Hi all, we are purchasing our first investment property in Montgomery AL and we have somewhat of a strange situation. We were supposed to close a bout 3 weeks ago but the tenants asked the Landlord (the seller) for 3 extra weeks to find a place. We (the new buyers) hesitantly agreed to push back the closing as the tenants had four young children and had no where to go.
The backstory the tenants hadn't paid rent in a bout 10 months and didn't keep the property clean.

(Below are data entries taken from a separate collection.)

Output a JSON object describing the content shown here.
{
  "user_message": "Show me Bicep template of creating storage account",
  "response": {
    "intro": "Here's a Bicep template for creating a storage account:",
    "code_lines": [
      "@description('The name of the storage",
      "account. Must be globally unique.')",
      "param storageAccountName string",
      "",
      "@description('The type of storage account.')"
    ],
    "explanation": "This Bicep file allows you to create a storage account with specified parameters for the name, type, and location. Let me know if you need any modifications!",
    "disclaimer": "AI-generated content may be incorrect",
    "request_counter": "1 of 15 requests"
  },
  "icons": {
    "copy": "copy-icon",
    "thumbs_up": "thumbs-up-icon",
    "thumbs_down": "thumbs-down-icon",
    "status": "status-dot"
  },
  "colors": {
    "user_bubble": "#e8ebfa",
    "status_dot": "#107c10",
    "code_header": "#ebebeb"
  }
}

The seller is now selling to get rid of the property and even though they verbally agreed to leave 3 weeks ago and have moved all their stuff to storage, they now claim they want it in writing (Notice to Vacate). We were told that they weren't able to find a new place so that's why they are still holding on to the keys and using the property daily. Initially the seller told our realtor that she did give written notice to the tenants, but now it appears that she didn't. We believe that this is a great investment so we are willing to wait on it.
Does anyone have any advice on the quickest legal way she can get them to leave the property? Our closing was supposed to be today but we put if off until we have a clearer understanding on what's really going on.

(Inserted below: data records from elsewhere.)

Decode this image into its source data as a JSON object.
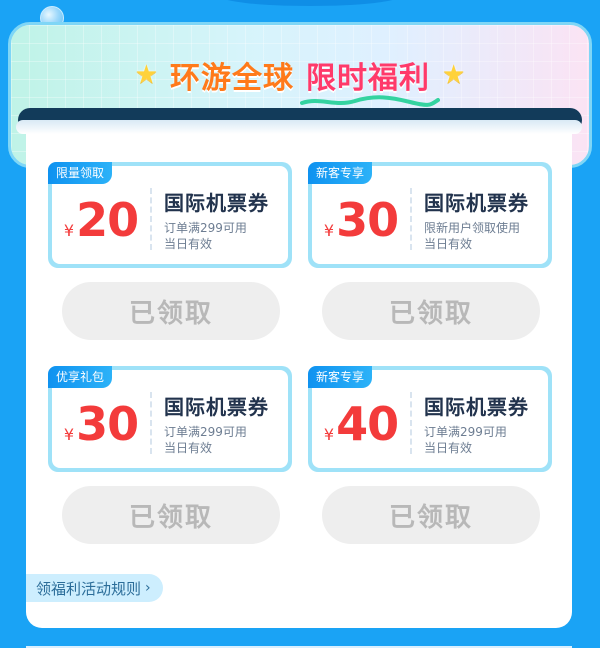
{
  "header": {
    "title_part1": "环游全球",
    "title_part2": "限时福利",
    "star_icon": "star-icon"
  },
  "coupons": [
    {
      "tag": "限量领取",
      "currency": "¥",
      "amount": "20",
      "name": "国际机票券",
      "line1": "订单满299可用",
      "line2": "当日有效",
      "button": "已领取"
    },
    {
      "tag": "新客专享",
      "currency": "¥",
      "amount": "30",
      "name": "国际机票券",
      "line1": "限新用户领取使用",
      "line2": "当日有效",
      "button": "已领取"
    },
    {
      "tag": "优享礼包",
      "currency": "¥",
      "amount": "30",
      "name": "国际机票券",
      "line1": "订单满299可用",
      "line2": "当日有效",
      "button": "已领取"
    },
    {
      "tag": "新客专享",
      "currency": "¥",
      "amount": "40",
      "name": "国际机票券",
      "line1": "订单满299可用",
      "line2": "当日有效",
      "button": "已领取"
    }
  ],
  "footer": {
    "rules_link": "领福利活动规则",
    "chevron_icon": "chevron-right-icon"
  },
  "colors": {
    "background": "#1aa3f5",
    "amount": "#f33b3b",
    "tag": "#0f92f0",
    "title_orange": "#ff7a1a",
    "title_pink": "#ff3a6a",
    "claimed_button": "#eeeeee"
  }
}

@Crispin Walsh whatever you do do not close until the tenant is out and has turned over the keys. This is a serious problem tenant. Make sure they are gone before you close. You do not own the property yet. Getting the tenant out is the current owner's job. All the best!
If there ever was a case for "cash for keys", this is it. Get the seller to pay them to move out.

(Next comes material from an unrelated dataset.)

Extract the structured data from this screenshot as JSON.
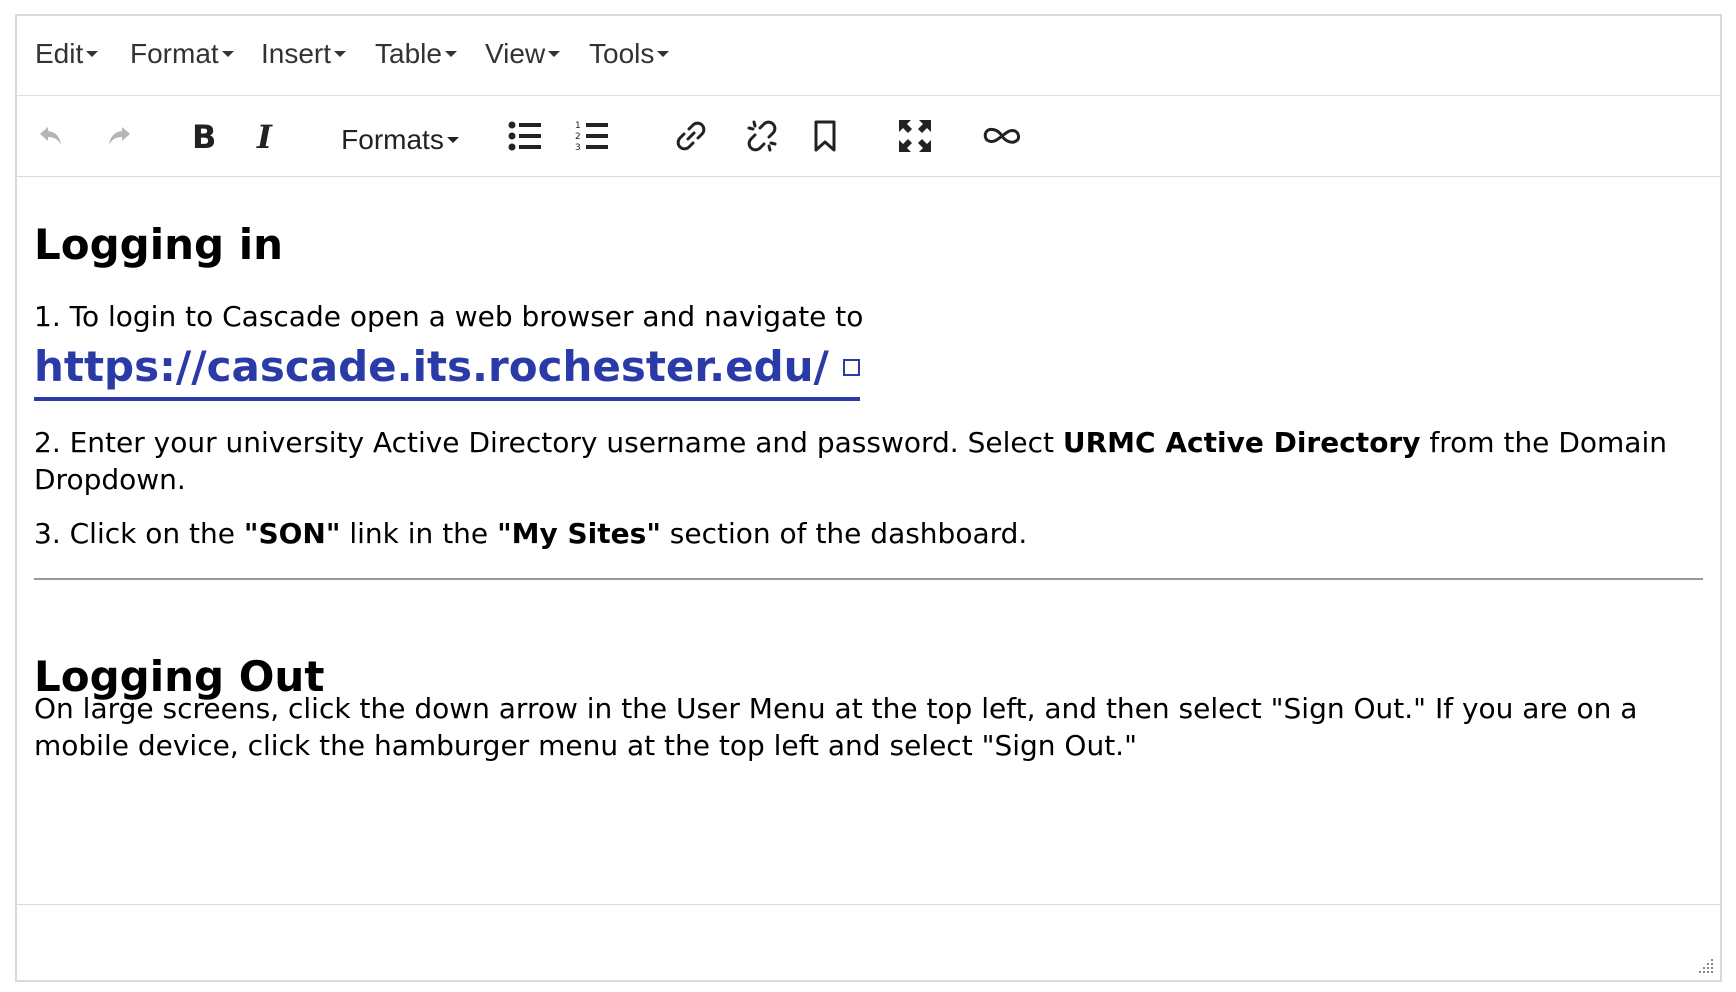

I also agree. Dont close.
But if willing to pay more. With sellers permission try this.
Go by there and talk to tenants. Tell them they you where planning to buy the place. But need it vacant to close.
Offer them X amount to vacate. Only question is if X amount is worth the gamble. Can anything else stop the sale.
Thanks guys for your input. @ Bjorn Ahlblad we were leaning toward your suggestion. @ Mike Dymski we suggested the "cash for keys" to her but she wasn't fond of giving them anything when they owed her over $10,000 in rent.
Don't close until the property is vacant. Seller needs to proceed with eviction. Although (due to unconstitutional Covid eviction moratorium) they can't evict for non-payment, Seller can evict for non-compliance of other lease terms (damage, lease expiration, end of month-to-month tenancy, Buyer wants to live in the premises, etc.). Tenant needs to vacate - they can go live in a motel.
If it was me - I'd tell the seller the deal is off. Sorry, no longer interested, find another buyer. If this gets them motivated and they come back to you with it fully solved to your satisfaction you can move ahead with the deal, if it doesn't you will have found out via the most direct method possible.
Thanks all for your advice. We let the sellers know that we will not close until they get the tenants out. We were also able to negotiate down the asking price to keep us interested and stick around for a month. This way it's in the seller's best interest to expedite the eviction.